“Whether it’s the Gallery 360 or the Center for the Arts, we’ve been doing art in public spaces for the public for years now,” said Clare Horn, the associate director of marketing at Northeastern.
Horn notes that the university’s formal declaration of its public art initiative began in spring 2014 when Houston-based Daniel Anguilu painted the wall behind the Curry Student Center that separates the campus from the train tacks. But, Horn notes, the informal initiative began earlier, when Shepard Fairey painted the mural in the International Village dormitory entrance. Since both vibrant murals have gone up, the university has also welcomed Miles “Mac” MacGregor, a Los Angeles-based artist known as El Mac, and Tatyana Fazlalizadeh, who was the school’s artist in residence last fall.
“Each artist has a story. The work has to fit with the place,” said Northeastern University president Joseph E. Aoun in a Boston magazine article from June 17. “The students have reacted extremely positively. The beauty is when they work on the murals, the students stop, and then we talk.”
Northeastern chooses its artists after a period of research, and they are approved by Aoun. Horn said that this is a passion of Aoun’s and that he has been the one to focus on street art, personally suggesting Aérosol for the recent installations.
“It adds a level of vibrancy to a the campus not just as an urban university but also within the city,” said Horn. “[The art] really becomes part of the fabric of the city.”
The initiative is also allowing for more integration with the city. Horn noted how the art has changed spaces throughout campus and causes both students and visitors to stop and think.

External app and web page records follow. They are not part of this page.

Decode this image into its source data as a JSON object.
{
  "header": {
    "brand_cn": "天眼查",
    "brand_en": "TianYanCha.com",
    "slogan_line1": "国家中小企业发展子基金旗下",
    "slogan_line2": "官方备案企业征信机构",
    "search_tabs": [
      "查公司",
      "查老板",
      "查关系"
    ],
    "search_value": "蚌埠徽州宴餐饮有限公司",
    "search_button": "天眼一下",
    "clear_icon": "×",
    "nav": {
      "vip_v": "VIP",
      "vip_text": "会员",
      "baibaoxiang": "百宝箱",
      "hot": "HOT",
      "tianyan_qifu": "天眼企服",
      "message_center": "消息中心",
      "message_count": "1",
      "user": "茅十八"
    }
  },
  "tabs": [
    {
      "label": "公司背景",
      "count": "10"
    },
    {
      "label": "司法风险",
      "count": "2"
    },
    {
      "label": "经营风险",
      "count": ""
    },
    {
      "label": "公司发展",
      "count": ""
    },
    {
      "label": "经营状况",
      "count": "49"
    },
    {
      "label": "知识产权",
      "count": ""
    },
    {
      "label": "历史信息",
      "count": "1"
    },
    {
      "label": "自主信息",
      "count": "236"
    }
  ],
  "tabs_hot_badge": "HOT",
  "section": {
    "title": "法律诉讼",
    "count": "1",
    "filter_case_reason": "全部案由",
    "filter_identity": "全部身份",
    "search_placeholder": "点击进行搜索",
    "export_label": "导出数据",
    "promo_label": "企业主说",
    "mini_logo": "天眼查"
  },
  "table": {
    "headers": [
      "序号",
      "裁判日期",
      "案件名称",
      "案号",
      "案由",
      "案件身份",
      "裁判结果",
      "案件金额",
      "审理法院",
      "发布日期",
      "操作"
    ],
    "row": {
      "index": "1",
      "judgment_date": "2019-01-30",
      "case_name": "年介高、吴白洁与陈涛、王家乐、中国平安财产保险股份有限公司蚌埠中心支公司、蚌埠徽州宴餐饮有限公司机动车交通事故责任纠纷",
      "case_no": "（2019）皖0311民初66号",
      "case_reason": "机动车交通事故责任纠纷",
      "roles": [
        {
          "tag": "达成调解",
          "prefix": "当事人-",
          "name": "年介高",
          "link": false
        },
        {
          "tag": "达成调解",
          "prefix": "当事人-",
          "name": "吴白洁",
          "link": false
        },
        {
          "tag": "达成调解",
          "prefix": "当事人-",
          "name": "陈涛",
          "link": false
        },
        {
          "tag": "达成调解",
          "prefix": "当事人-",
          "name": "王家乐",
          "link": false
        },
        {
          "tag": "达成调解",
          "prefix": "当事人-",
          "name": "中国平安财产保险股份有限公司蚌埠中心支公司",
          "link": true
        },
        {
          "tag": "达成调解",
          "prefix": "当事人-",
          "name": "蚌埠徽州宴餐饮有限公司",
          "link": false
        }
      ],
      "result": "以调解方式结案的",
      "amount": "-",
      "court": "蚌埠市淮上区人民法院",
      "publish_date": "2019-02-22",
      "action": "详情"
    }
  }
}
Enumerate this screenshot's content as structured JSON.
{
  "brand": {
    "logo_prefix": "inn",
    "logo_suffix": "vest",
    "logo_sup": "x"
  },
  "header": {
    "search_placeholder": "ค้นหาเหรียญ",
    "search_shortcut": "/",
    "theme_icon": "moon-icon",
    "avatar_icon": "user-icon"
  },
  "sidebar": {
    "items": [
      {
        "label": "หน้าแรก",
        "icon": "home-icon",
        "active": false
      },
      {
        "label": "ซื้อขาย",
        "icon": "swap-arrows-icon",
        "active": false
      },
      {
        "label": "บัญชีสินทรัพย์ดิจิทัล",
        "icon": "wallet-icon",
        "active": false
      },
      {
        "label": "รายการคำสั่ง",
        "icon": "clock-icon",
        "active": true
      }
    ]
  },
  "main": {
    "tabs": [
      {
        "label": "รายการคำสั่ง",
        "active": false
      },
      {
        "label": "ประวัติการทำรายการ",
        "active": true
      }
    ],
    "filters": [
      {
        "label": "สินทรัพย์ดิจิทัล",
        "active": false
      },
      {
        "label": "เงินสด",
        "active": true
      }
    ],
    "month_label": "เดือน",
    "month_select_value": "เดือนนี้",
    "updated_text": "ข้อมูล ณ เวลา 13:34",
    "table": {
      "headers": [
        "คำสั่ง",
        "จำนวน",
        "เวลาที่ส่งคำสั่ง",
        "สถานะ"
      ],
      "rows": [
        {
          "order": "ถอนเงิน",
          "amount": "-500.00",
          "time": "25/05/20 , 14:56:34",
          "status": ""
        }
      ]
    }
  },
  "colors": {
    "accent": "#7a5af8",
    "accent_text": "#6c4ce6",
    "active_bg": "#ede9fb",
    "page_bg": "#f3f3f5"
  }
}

“I feel that as an urban university, it’s important for us to be a part of the city and I feel that art is a great connector and bridge in so many ways,” said Horn. “I think our students and general public who come to our campus every day have been so responsive to the art so far.”
The City of Boston embraced the increase in public art with the appointment of Julie Burros in 2014 as Boston’s first Chief of Arts and Culture, a recently created cabinet position within city government under Mayor Martin Walsh.
As noted by Karin Goodfellow, director of the Boston Art Commission, the focus on art is presenting itself both within city government and throughout neighborhoods all through the city.
“I think when [the focus on public art] started, people were unsure,” said Goodfellow. “But now I think people are really embracing it. This is the city we want to be.”
Goodfellow also notes that partnerships between schools and the City are the key to change.“Our city and community is made up of all these university campuses,” said Goodfellow. “We need to think holistically about the environment we create for ourselves and visitors, and public art is an important way to do that.”
Goodfellow called Northeastern’s role in expanding the artists’ presence an incredible resource. “Our universities really create our urban campus,” she said.
Horn and those involved in the artist selection process are currently in the midst of planning for next year and look forward to the potential projects.
“Public art is so unique because it’s out there and it’s not enclosed,” Horn said. “It’s also important to bring art directly to the people for them to enjoy.”
This piece was originally published by The Fenway News.
Chronicling my journalistic endeavors.
All ocean conservation/biodiversity posts are my own original thoughts. All other posts are my work for other publications.